[Items from an interface collection]
*** Begin section ***

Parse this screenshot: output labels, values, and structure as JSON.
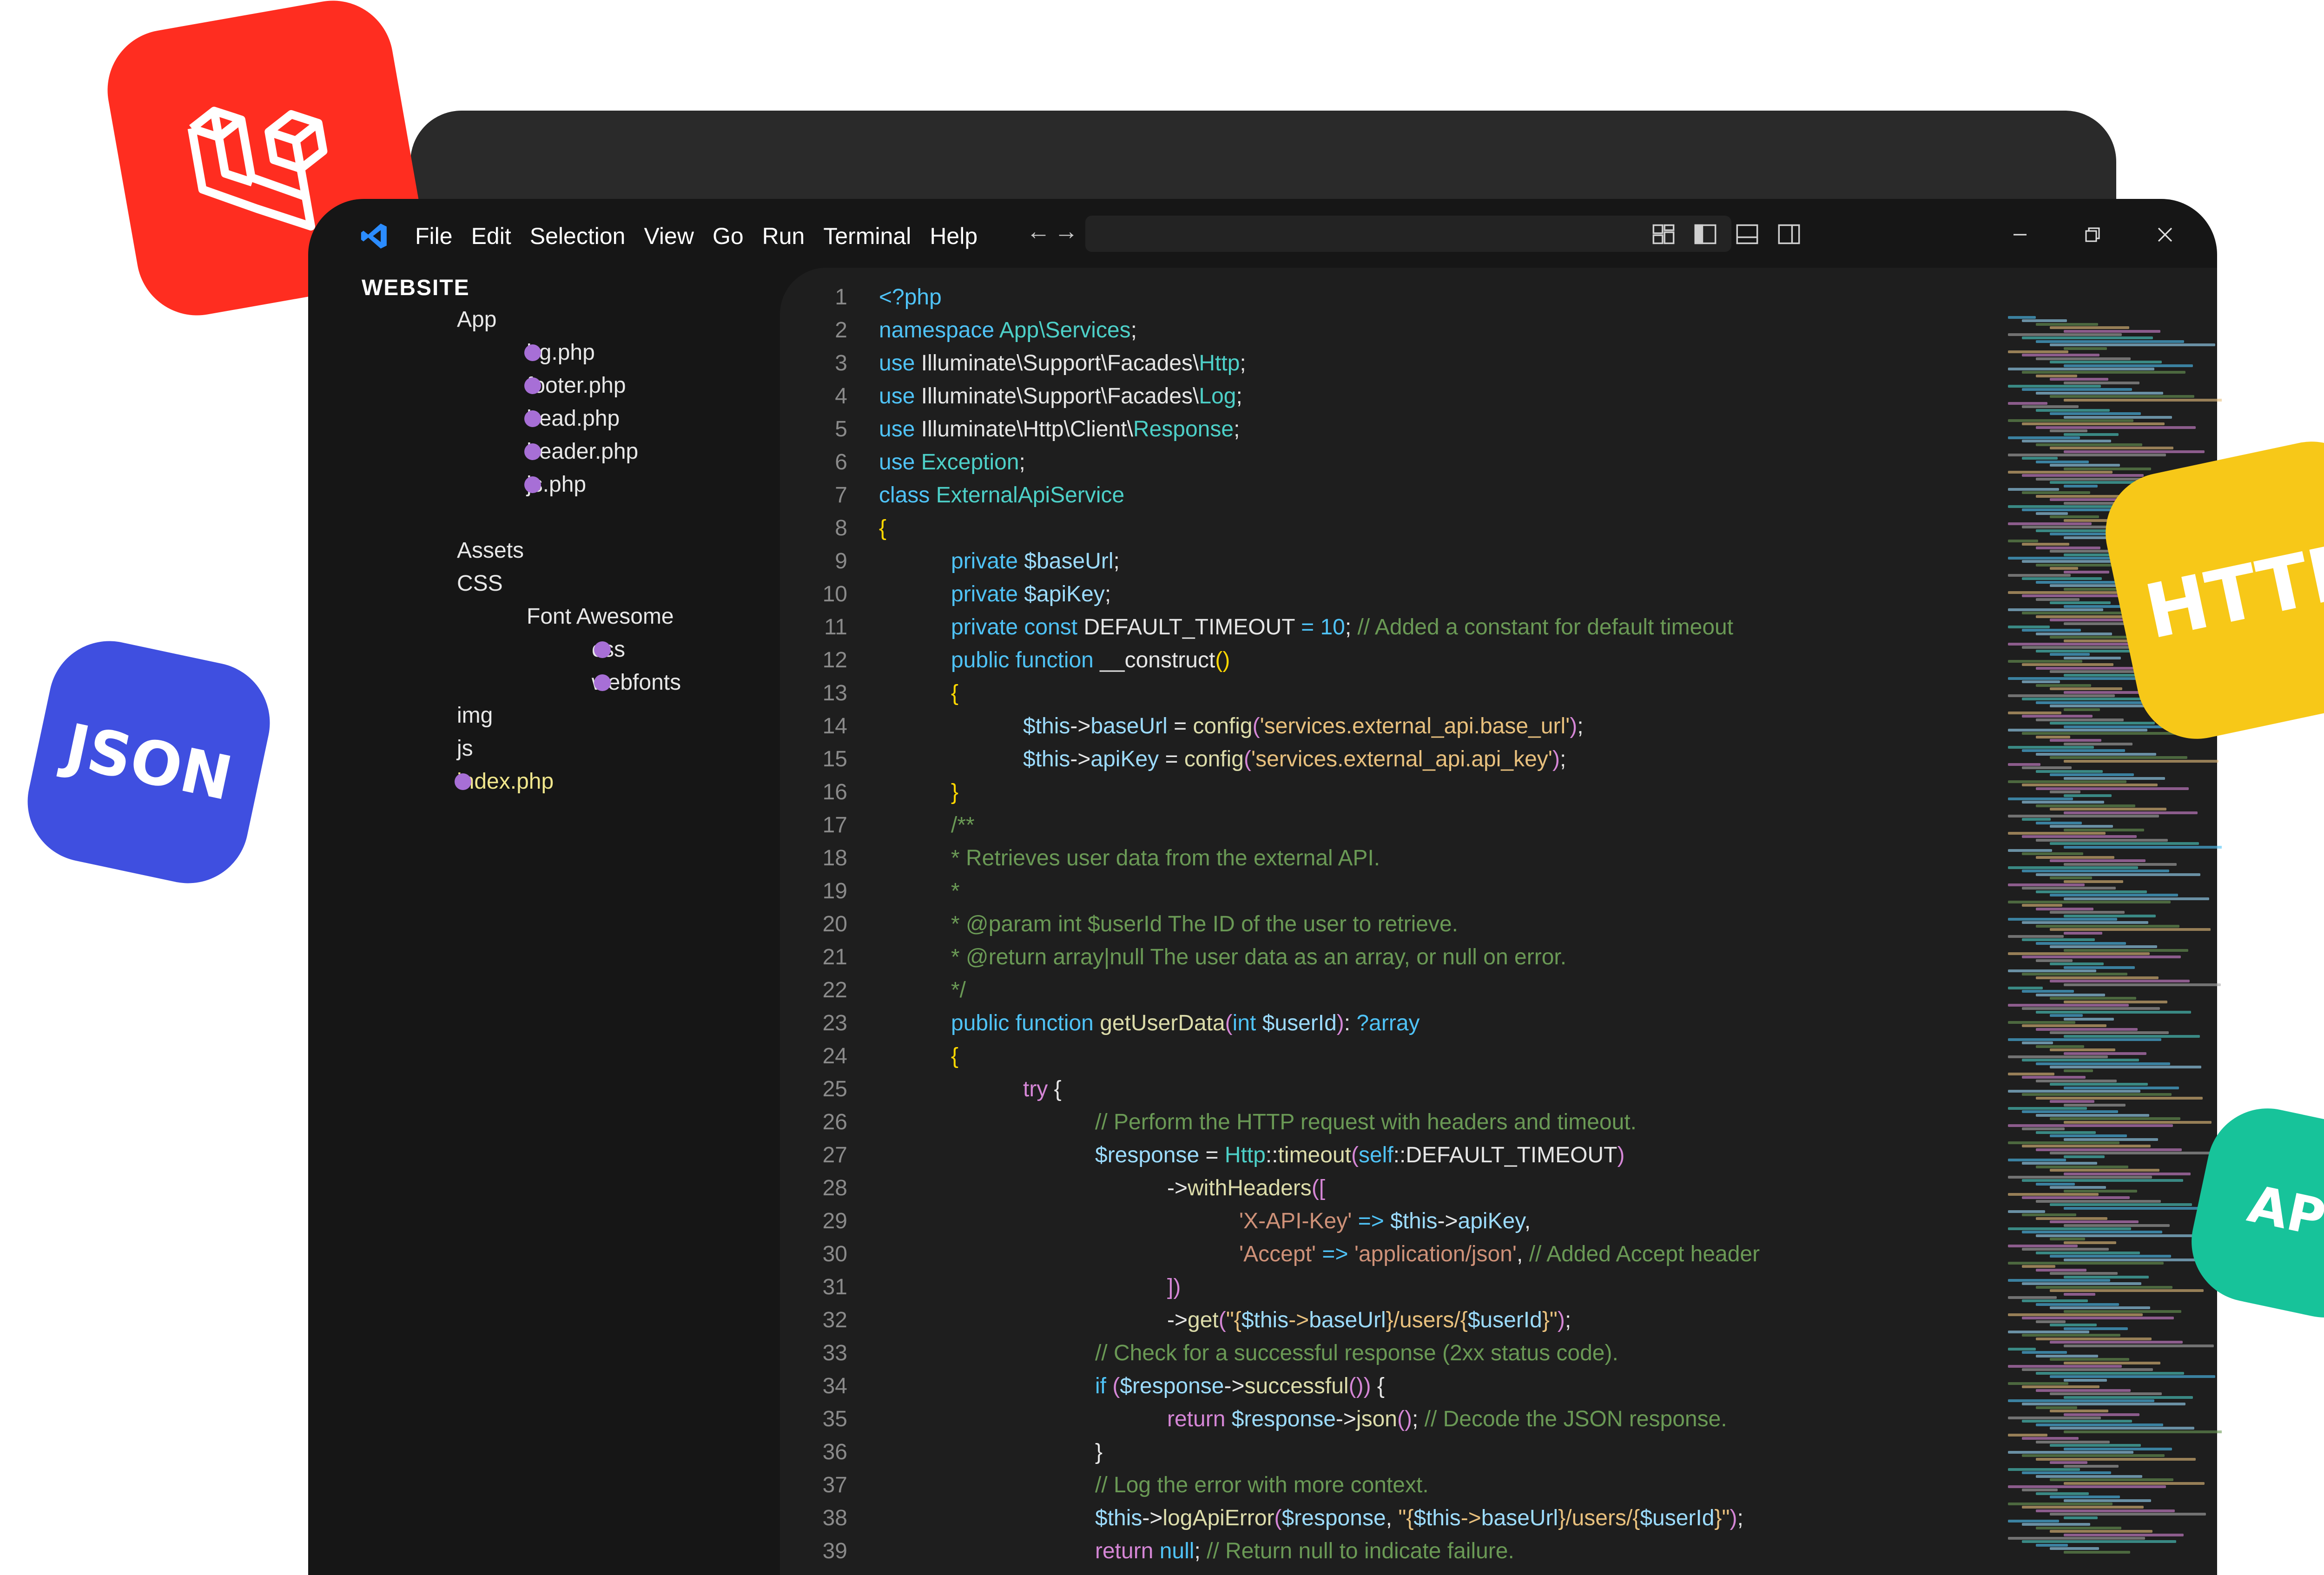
{
  "menu": [
    "File",
    "Edit",
    "Selection",
    "View",
    "Go",
    "Run",
    "Terminal",
    "Help"
  ],
  "nav_arrows": "←→",
  "explorer": {
    "root": "WEBSITE",
    "items": [
      {
        "label": "App",
        "depth": 1,
        "dot": false
      },
      {
        "label": "bg.php",
        "depth": 2,
        "dot": true
      },
      {
        "label": "footer.php",
        "depth": 2,
        "dot": true
      },
      {
        "label": "head.php",
        "depth": 2,
        "dot": true
      },
      {
        "label": "header.php",
        "depth": 2,
        "dot": true
      },
      {
        "label": "js.php",
        "depth": 2,
        "dot": true
      },
      {
        "label": "",
        "depth": 0,
        "dot": false
      },
      {
        "label": "Assets",
        "depth": 1,
        "dot": false
      },
      {
        "label": "CSS",
        "depth": 1,
        "dot": false
      },
      {
        "label": "Font Awesome",
        "depth": 2,
        "dot": false
      },
      {
        "label": "css",
        "depth": 3,
        "dot": true
      },
      {
        "label": "webfonts",
        "depth": 3,
        "dot": true
      },
      {
        "label": "img",
        "depth": 1,
        "dot": false
      },
      {
        "label": "js",
        "depth": 1,
        "dot": false
      },
      {
        "label": "index.php",
        "depth": 1,
        "dot": true,
        "highlight": true
      }
    ]
  },
  "code_lines": [
    {
      "n": "1",
      "i": 0,
      "t": [
        [
          "kw",
          "<?php"
        ]
      ]
    },
    {
      "n": "2",
      "i": 0,
      "t": [
        [
          "kw",
          "namespace "
        ],
        [
          "ty",
          "App\\Services"
        ],
        [
          "pl",
          ";"
        ]
      ]
    },
    {
      "n": "3",
      "i": 0,
      "t": [
        [
          "kw",
          "use "
        ],
        [
          "pl",
          "Illuminate\\Support\\Facades\\"
        ],
        [
          "ty",
          "Http"
        ],
        [
          "pl",
          ";"
        ]
      ]
    },
    {
      "n": "4",
      "i": 0,
      "t": [
        [
          "kw",
          "use "
        ],
        [
          "pl",
          "Illuminate\\Support\\Facades\\"
        ],
        [
          "ty",
          "Log"
        ],
        [
          "pl",
          ";"
        ]
      ]
    },
    {
      "n": "5",
      "i": 0,
      "t": [
        [
          "kw",
          "use "
        ],
        [
          "pl",
          "Illuminate\\Http\\Client\\"
        ],
        [
          "ty",
          "Response"
        ],
        [
          "pl",
          ";"
        ]
      ]
    },
    {
      "n": "6",
      "i": 0,
      "t": [
        [
          "kw",
          "use "
        ],
        [
          "ty",
          "Exception"
        ],
        [
          "pl",
          ";"
        ]
      ]
    },
    {
      "n": "7",
      "i": 0,
      "t": [
        [
          "kw",
          "class "
        ],
        [
          "ty",
          "ExternalApiService"
        ]
      ]
    },
    {
      "n": "8",
      "i": 0,
      "t": [
        [
          "br",
          "{"
        ]
      ]
    },
    {
      "n": "9",
      "i": 1,
      "t": [
        [
          "kw",
          "private "
        ],
        [
          "va",
          "$baseUrl"
        ],
        [
          "pl",
          ";"
        ]
      ]
    },
    {
      "n": "10",
      "i": 1,
      "t": [
        [
          "kw",
          "private "
        ],
        [
          "va",
          "$apiKey"
        ],
        [
          "pl",
          ";"
        ]
      ]
    },
    {
      "n": "11",
      "i": 1,
      "t": [
        [
          "kw",
          "private const "
        ],
        [
          "pl",
          "DEFAULT_TIMEOUT "
        ],
        [
          "kw",
          "= "
        ],
        [
          "kw",
          "10"
        ],
        [
          "pl",
          "; "
        ],
        [
          "cm",
          "// Added a constant for default timeout"
        ]
      ]
    },
    {
      "n": "12",
      "i": 1,
      "t": [
        [
          "kw",
          "public function "
        ],
        [
          "pl",
          "__construct"
        ],
        [
          "br",
          "()"
        ]
      ]
    },
    {
      "n": "13",
      "i": 1,
      "t": [
        [
          "br",
          "{"
        ]
      ]
    },
    {
      "n": "14",
      "i": 2,
      "t": [
        [
          "va",
          "$this"
        ],
        [
          "pl",
          "->"
        ],
        [
          "va",
          "baseUrl"
        ],
        [
          "pl",
          " = "
        ],
        [
          "fn",
          "config"
        ],
        [
          "pu",
          "("
        ],
        [
          "str2",
          "'services.external_api.base_url'"
        ],
        [
          "pu",
          ")"
        ],
        [
          "pl",
          ";"
        ]
      ]
    },
    {
      "n": "15",
      "i": 2,
      "t": [
        [
          "va",
          "$this"
        ],
        [
          "pl",
          "->"
        ],
        [
          "va",
          "apiKey"
        ],
        [
          "pl",
          " = "
        ],
        [
          "fn",
          "config"
        ],
        [
          "pu",
          "("
        ],
        [
          "str2",
          "'services.external_api.api_key'"
        ],
        [
          "pu",
          ")"
        ],
        [
          "pl",
          ";"
        ]
      ]
    },
    {
      "n": "16",
      "i": 1,
      "t": [
        [
          "br",
          "}"
        ]
      ]
    },
    {
      "n": "17",
      "i": 1,
      "t": [
        [
          "cm",
          "/**"
        ]
      ]
    },
    {
      "n": "18",
      "i": 1,
      "t": [
        [
          "cm",
          "* Retrieves user data from the external API."
        ]
      ]
    },
    {
      "n": "19",
      "i": 1,
      "t": [
        [
          "cm",
          "*"
        ]
      ]
    },
    {
      "n": "20",
      "i": 1,
      "t": [
        [
          "cm",
          "* @param int $userId The ID of the user to retrieve."
        ]
      ]
    },
    {
      "n": "21",
      "i": 1,
      "t": [
        [
          "cm",
          "* @return array|null The user data as an array, or null on error."
        ]
      ]
    },
    {
      "n": "22",
      "i": 1,
      "t": [
        [
          "cm",
          "*/"
        ]
      ]
    },
    {
      "n": "23",
      "i": 1,
      "t": [
        [
          "kw",
          "public function "
        ],
        [
          "fn",
          "getUserData"
        ],
        [
          "pu",
          "("
        ],
        [
          "kw",
          "int "
        ],
        [
          "va",
          "$userId"
        ],
        [
          "pu",
          ")"
        ],
        [
          "pl",
          ": "
        ],
        [
          "kw",
          "?array"
        ]
      ]
    },
    {
      "n": "24",
      "i": 1,
      "t": [
        [
          "br",
          "{"
        ]
      ]
    },
    {
      "n": "25",
      "i": 2,
      "t": [
        [
          "pu",
          "try "
        ],
        [
          "pl",
          "{"
        ]
      ]
    },
    {
      "n": "26",
      "i": 3,
      "t": [
        [
          "cm",
          "// Perform the HTTP request with headers and timeout."
        ]
      ]
    },
    {
      "n": "27",
      "i": 3,
      "t": [
        [
          "va",
          "$response"
        ],
        [
          "pl",
          " = "
        ],
        [
          "ty",
          "Http"
        ],
        [
          "pl",
          "::"
        ],
        [
          "fn",
          "timeout"
        ],
        [
          "pu",
          "("
        ],
        [
          "kw",
          "self"
        ],
        [
          "pl",
          "::DEFAULT_TIMEOUT"
        ],
        [
          "pu",
          ")"
        ]
      ]
    },
    {
      "n": "28",
      "i": 4,
      "t": [
        [
          "pl",
          "->"
        ],
        [
          "fn",
          "withHeaders"
        ],
        [
          "pu",
          "(["
        ]
      ]
    },
    {
      "n": "29",
      "i": 5,
      "t": [
        [
          "st",
          "'X-API-Key'"
        ],
        [
          "kw",
          " => "
        ],
        [
          "va",
          "$this"
        ],
        [
          "pl",
          "->"
        ],
        [
          "va",
          "apiKey"
        ],
        [
          "pl",
          ","
        ]
      ]
    },
    {
      "n": "30",
      "i": 5,
      "t": [
        [
          "st",
          "'Accept'"
        ],
        [
          "kw",
          " => "
        ],
        [
          "st",
          "'application/json'"
        ],
        [
          "pl",
          ", "
        ],
        [
          "cm",
          "// Added Accept header"
        ]
      ]
    },
    {
      "n": "31",
      "i": 4,
      "t": [
        [
          "pu",
          "])"
        ]
      ]
    },
    {
      "n": "32",
      "i": 4,
      "t": [
        [
          "pl",
          "->"
        ],
        [
          "fn",
          "get"
        ],
        [
          "pu",
          "("
        ],
        [
          "str2",
          "\"{"
        ],
        [
          "va",
          "$this"
        ],
        [
          "str2",
          "->"
        ],
        [
          "va",
          "baseUrl"
        ],
        [
          "str2",
          "}/users/{"
        ],
        [
          "va",
          "$userId"
        ],
        [
          "str2",
          "}\""
        ],
        [
          "pu",
          ")"
        ],
        [
          "pl",
          ";"
        ]
      ]
    },
    {
      "n": "33",
      "i": 3,
      "t": [
        [
          "cm",
          "// Check for a successful response (2xx status code)."
        ]
      ]
    },
    {
      "n": "34",
      "i": 3,
      "t": [
        [
          "kw",
          "if "
        ],
        [
          "pu",
          "("
        ],
        [
          "va",
          "$response"
        ],
        [
          "pl",
          "->"
        ],
        [
          "fn",
          "successful"
        ],
        [
          "pu",
          "())"
        ],
        [
          "pl",
          " {"
        ]
      ]
    },
    {
      "n": "35",
      "i": 4,
      "t": [
        [
          "pu",
          "return "
        ],
        [
          "va",
          "$response"
        ],
        [
          "pl",
          "->"
        ],
        [
          "fn",
          "json"
        ],
        [
          "pu",
          "()"
        ],
        [
          "pl",
          "; "
        ],
        [
          "cm",
          "// Decode the JSON response."
        ]
      ]
    },
    {
      "n": "36",
      "i": 3,
      "t": [
        [
          "pl",
          "}"
        ]
      ]
    },
    {
      "n": "37",
      "i": 3,
      "t": [
        [
          "cm",
          "// Log the error with more context."
        ]
      ]
    },
    {
      "n": "38",
      "i": 3,
      "t": [
        [
          "va",
          "$this"
        ],
        [
          "pl",
          "->"
        ],
        [
          "fn",
          "logApiError"
        ],
        [
          "pu",
          "("
        ],
        [
          "va",
          "$response"
        ],
        [
          "pl",
          ", "
        ],
        [
          "str2",
          "\"{"
        ],
        [
          "va",
          "$this"
        ],
        [
          "str2",
          "->"
        ],
        [
          "va",
          "baseUrl"
        ],
        [
          "str2",
          "}/users/{"
        ],
        [
          "va",
          "$userId"
        ],
        [
          "str2",
          "}\""
        ],
        [
          "pu",
          ")"
        ],
        [
          "pl",
          ";"
        ]
      ]
    },
    {
      "n": "39",
      "i": 3,
      "t": [
        [
          "pu",
          "return "
        ],
        [
          "kw",
          "null"
        ],
        [
          "pl",
          "; "
        ],
        [
          "cm",
          "// Return null to indicate failure."
        ]
      ]
    }
  ],
  "badges": {
    "json": {
      "label": "JSON",
      "color": "#3f4fe0"
    },
    "http": {
      "label": "HTTP",
      "color": "#f7c818"
    },
    "api": {
      "label": "API",
      "color": "#17c39a"
    },
    "laravel": {
      "label": "",
      "color": "#ff2d20"
    }
  },
  "colors": {
    "window_bg": "#161616",
    "editor_bg": "#1e1e1e",
    "file_dot": "#a76fd6",
    "accent_blue": "#2b8cff"
  }
}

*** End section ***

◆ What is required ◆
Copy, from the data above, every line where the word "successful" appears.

◆ Solution to this problem ◆
          "// Check for a successful response (2xx status code)."
          "successful"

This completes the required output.